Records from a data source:
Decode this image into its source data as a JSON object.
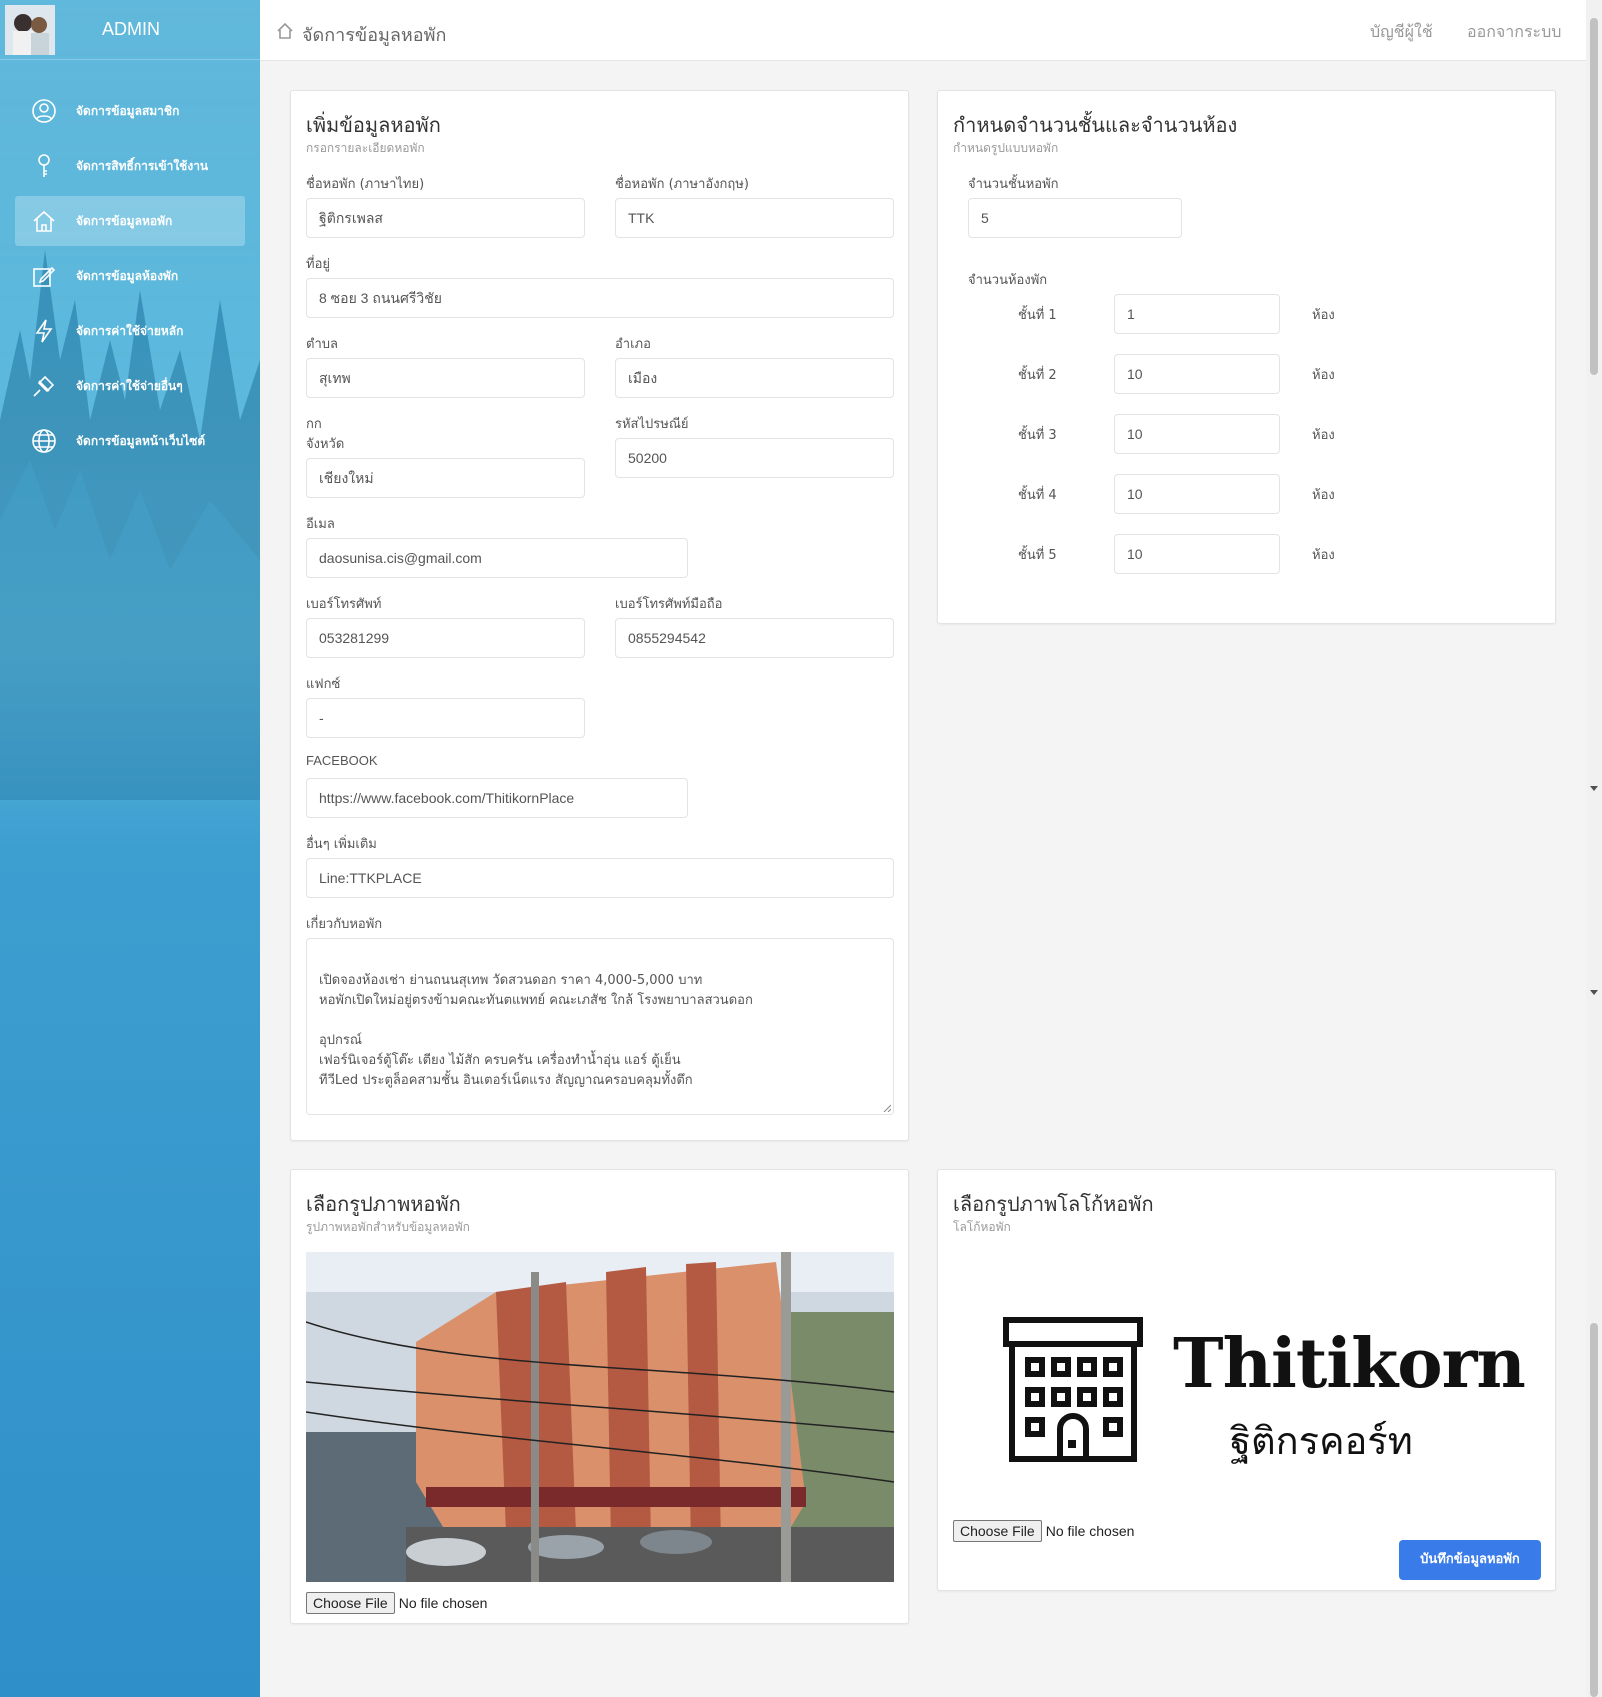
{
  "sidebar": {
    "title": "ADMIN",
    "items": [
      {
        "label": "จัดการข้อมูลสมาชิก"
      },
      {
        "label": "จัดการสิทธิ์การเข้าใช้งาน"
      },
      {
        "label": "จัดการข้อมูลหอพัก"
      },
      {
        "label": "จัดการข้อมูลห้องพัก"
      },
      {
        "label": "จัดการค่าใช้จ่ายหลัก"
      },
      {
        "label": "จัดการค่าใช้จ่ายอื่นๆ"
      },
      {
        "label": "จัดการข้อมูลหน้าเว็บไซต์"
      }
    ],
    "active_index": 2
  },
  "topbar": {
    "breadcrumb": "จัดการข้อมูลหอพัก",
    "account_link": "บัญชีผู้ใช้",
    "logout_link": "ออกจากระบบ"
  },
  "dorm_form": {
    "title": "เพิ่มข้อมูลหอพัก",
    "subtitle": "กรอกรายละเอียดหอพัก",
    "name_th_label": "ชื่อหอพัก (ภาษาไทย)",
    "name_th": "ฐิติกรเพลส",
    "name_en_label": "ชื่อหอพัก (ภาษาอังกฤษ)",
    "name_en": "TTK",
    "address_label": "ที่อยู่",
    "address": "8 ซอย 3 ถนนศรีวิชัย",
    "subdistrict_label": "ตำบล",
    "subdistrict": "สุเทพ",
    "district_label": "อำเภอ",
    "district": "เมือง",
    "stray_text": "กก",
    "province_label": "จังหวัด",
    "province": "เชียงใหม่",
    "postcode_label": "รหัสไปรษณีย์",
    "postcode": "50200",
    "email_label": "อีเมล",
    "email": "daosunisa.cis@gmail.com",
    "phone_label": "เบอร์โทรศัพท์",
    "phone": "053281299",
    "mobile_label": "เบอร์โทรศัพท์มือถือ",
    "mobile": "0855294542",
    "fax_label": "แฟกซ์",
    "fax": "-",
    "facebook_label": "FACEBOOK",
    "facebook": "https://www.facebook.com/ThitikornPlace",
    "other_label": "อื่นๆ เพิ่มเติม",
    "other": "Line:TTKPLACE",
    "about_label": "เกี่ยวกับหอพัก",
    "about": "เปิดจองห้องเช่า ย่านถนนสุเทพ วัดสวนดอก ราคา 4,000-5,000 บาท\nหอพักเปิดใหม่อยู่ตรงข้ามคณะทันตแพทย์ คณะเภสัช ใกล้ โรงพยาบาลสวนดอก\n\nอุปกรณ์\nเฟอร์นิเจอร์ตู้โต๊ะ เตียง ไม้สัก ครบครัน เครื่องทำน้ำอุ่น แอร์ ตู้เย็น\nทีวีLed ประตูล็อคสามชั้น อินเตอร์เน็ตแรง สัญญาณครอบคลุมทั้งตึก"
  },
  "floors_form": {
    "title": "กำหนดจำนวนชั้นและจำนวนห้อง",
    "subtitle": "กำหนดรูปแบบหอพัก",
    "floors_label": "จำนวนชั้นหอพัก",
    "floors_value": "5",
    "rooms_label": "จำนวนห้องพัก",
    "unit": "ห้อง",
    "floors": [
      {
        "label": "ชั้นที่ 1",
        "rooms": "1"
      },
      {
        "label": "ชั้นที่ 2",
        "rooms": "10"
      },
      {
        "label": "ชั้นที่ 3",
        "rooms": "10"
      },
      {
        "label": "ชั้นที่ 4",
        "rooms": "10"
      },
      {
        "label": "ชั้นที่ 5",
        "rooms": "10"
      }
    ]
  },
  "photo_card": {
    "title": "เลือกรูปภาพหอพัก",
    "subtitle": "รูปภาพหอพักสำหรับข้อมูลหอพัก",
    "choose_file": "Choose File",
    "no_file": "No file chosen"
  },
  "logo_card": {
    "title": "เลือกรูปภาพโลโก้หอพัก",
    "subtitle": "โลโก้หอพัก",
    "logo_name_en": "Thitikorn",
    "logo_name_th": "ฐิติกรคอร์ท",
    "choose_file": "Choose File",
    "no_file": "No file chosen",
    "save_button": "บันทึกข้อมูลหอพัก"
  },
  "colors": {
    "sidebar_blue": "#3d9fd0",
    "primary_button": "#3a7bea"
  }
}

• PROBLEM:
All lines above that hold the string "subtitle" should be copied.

• RESULT FOR THIS EXERCISE:
    "subtitle": "กรอกรายละเอียดหอพัก",
    "subtitle": "กำหนดรูปแบบหอพัก",
    "subtitle": "รูปภาพหอพักสำหรับข้อมูลหอพัก",
    "subtitle": "โลโก้หอพัก",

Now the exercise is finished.